## Task directions:
Copy each line of the data below in which the word "category" can be found.
'''
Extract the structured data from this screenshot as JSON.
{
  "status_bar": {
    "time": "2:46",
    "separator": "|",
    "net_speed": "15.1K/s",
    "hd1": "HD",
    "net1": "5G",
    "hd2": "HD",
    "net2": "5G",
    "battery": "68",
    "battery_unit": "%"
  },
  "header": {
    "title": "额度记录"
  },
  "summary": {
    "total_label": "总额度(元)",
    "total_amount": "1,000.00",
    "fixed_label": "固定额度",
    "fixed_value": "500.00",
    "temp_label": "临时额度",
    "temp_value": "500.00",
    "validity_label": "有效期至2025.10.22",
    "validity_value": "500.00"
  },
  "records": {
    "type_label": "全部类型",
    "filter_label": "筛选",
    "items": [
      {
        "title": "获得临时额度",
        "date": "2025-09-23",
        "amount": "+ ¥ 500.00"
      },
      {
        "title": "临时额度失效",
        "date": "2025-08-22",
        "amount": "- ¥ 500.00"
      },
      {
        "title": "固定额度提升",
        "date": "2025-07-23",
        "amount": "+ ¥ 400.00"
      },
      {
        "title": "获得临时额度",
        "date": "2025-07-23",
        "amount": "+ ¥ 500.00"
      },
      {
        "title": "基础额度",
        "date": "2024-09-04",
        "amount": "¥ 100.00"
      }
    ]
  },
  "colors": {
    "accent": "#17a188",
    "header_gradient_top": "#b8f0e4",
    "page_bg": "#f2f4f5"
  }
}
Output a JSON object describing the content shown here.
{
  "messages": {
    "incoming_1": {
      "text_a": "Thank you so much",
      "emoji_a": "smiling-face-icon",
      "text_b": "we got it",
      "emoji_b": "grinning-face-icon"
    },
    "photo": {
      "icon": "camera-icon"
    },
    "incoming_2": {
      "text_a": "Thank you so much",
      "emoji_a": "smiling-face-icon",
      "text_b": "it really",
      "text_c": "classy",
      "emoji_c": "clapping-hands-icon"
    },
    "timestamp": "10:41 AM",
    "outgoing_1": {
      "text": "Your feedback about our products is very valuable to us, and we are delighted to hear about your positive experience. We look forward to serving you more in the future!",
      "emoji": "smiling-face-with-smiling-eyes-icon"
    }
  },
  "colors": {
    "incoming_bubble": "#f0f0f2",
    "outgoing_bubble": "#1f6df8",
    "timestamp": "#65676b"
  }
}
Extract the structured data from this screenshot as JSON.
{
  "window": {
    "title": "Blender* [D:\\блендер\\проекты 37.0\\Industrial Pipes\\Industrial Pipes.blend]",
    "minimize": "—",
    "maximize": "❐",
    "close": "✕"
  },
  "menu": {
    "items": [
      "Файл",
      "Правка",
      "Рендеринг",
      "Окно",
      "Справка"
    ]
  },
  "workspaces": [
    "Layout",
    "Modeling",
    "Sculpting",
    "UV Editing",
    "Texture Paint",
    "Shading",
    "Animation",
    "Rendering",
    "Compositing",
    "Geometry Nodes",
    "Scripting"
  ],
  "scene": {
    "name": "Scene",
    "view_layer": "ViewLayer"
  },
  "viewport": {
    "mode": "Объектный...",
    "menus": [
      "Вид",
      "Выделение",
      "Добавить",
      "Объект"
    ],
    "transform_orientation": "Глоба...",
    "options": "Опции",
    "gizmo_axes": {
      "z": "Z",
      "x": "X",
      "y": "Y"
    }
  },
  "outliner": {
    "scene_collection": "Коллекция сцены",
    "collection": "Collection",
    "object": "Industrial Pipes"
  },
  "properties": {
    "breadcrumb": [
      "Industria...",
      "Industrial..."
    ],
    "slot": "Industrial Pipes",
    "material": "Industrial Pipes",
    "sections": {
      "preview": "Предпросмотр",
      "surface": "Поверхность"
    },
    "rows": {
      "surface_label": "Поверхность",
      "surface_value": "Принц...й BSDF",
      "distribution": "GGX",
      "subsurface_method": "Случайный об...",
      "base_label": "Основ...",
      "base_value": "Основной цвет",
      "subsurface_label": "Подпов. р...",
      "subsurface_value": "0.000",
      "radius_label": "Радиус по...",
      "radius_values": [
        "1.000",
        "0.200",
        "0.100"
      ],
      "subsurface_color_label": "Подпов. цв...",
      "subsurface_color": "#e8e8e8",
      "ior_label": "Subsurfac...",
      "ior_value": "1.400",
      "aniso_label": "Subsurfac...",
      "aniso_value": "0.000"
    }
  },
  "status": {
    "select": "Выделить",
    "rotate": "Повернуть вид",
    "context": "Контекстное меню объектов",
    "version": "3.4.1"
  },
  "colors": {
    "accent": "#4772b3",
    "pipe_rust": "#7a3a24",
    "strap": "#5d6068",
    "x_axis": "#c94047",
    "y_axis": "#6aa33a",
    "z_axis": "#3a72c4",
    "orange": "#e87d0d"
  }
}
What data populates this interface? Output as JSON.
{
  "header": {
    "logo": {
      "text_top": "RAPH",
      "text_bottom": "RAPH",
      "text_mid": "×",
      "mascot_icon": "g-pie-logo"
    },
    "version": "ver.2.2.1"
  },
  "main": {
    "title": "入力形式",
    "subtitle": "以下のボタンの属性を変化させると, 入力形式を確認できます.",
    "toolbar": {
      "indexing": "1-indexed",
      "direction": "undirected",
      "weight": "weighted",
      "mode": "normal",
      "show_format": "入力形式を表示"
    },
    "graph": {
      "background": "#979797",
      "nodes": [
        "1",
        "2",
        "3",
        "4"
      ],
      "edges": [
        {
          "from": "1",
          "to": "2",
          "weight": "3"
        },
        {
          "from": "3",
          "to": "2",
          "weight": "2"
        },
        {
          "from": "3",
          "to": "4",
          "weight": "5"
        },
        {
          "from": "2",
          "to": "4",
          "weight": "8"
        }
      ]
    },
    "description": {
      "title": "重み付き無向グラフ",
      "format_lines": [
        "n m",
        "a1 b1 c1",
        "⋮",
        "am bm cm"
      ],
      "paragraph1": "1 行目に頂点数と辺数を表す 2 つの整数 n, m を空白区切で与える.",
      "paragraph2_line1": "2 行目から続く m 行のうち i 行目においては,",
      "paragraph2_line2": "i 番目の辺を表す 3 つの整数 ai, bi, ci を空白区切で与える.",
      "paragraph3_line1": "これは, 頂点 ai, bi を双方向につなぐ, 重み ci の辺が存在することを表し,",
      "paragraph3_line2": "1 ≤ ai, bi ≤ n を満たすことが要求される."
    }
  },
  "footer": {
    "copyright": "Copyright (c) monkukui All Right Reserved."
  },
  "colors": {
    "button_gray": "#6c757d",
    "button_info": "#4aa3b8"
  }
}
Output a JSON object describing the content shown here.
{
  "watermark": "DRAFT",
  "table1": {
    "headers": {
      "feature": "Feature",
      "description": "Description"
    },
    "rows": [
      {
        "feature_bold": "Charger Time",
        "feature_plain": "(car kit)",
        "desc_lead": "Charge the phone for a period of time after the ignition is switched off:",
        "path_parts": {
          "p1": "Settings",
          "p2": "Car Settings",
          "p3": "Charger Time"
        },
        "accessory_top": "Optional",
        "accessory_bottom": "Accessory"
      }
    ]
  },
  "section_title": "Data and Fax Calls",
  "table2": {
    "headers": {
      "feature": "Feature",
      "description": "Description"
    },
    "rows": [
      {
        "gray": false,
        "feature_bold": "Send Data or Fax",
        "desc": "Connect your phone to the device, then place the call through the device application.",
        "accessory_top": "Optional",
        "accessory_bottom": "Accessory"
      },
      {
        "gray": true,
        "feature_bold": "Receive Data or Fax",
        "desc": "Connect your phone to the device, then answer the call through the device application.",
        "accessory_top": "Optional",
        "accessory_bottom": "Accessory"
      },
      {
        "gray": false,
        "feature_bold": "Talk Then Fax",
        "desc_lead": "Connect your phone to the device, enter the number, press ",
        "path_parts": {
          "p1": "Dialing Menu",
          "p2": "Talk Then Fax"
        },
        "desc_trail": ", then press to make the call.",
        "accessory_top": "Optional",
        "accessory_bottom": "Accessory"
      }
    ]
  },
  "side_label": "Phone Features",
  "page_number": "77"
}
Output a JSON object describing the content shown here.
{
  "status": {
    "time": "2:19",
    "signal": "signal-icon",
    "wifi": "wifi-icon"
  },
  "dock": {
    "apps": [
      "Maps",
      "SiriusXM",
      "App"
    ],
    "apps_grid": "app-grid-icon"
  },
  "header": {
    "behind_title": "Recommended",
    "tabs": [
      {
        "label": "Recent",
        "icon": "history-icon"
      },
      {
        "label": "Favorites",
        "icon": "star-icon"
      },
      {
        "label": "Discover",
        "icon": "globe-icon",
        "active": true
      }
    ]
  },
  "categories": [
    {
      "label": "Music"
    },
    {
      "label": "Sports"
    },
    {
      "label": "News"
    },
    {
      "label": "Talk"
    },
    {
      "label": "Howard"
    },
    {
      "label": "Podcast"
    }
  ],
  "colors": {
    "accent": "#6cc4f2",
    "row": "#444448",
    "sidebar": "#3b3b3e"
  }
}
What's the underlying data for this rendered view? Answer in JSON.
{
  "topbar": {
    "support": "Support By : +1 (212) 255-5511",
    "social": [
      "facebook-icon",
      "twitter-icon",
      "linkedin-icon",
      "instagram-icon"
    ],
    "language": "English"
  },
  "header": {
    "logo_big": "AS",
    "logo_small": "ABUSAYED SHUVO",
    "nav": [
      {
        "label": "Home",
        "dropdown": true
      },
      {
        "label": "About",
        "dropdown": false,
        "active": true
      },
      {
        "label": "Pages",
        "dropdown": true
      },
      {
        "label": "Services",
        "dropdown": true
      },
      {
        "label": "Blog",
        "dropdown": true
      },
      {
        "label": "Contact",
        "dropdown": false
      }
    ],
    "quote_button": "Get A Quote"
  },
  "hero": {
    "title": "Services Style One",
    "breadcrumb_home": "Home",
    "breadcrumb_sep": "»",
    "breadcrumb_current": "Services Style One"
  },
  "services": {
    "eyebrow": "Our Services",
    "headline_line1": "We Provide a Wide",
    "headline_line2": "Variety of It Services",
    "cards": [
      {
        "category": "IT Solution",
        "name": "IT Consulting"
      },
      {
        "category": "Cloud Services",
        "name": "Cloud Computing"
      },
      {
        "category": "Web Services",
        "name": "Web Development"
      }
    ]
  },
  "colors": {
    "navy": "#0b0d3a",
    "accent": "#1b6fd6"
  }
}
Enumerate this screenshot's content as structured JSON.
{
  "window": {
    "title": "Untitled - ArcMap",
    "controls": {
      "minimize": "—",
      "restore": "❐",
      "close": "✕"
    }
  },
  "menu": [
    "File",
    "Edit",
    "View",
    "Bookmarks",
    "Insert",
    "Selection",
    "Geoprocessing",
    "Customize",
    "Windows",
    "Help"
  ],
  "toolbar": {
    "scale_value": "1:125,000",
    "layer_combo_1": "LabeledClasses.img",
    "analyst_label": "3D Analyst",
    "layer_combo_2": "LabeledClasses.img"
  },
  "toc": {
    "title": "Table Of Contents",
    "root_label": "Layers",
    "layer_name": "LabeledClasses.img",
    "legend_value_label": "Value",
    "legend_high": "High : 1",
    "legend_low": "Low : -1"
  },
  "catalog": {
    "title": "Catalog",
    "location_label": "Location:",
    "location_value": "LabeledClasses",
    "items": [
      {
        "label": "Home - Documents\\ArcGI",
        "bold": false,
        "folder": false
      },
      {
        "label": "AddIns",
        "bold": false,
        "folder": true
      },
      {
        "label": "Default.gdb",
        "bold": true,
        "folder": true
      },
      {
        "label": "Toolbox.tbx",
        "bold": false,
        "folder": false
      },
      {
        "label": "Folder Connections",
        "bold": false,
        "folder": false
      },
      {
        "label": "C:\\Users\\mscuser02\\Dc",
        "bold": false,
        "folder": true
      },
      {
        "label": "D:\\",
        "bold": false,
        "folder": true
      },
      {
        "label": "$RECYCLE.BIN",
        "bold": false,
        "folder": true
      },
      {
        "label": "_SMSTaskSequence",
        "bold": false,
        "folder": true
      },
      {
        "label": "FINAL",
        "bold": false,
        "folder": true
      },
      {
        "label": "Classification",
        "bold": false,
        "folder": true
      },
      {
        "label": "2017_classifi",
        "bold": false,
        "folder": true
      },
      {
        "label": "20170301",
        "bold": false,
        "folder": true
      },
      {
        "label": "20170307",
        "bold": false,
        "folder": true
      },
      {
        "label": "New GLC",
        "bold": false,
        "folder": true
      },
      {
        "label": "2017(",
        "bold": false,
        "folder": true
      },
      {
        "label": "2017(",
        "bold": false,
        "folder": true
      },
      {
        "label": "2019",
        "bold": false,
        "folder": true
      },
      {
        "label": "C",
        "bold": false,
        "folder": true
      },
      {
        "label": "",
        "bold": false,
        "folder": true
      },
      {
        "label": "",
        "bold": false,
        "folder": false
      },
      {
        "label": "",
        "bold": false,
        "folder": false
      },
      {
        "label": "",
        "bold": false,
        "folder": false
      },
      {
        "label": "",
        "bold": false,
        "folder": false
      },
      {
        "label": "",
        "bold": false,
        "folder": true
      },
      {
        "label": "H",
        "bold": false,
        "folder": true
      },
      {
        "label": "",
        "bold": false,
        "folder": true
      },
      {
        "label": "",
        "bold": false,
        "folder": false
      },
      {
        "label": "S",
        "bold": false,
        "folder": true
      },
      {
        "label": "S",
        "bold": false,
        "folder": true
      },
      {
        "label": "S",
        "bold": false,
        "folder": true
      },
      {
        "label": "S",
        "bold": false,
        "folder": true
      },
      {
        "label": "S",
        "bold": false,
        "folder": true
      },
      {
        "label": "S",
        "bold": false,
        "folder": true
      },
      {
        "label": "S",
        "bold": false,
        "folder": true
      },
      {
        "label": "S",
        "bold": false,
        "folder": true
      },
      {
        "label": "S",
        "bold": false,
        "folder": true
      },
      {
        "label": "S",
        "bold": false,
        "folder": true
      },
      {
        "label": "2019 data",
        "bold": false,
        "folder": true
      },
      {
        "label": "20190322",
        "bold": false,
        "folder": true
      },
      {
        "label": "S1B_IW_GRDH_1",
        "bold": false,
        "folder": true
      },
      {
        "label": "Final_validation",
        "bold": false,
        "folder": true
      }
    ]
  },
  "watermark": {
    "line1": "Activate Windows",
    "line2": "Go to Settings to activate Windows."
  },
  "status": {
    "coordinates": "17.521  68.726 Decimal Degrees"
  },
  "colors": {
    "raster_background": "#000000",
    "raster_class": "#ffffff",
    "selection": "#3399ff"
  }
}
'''
## Solved problem:
        "category": "IT Solution",
        "category": "Cloud Services",
        "category": "Web Services",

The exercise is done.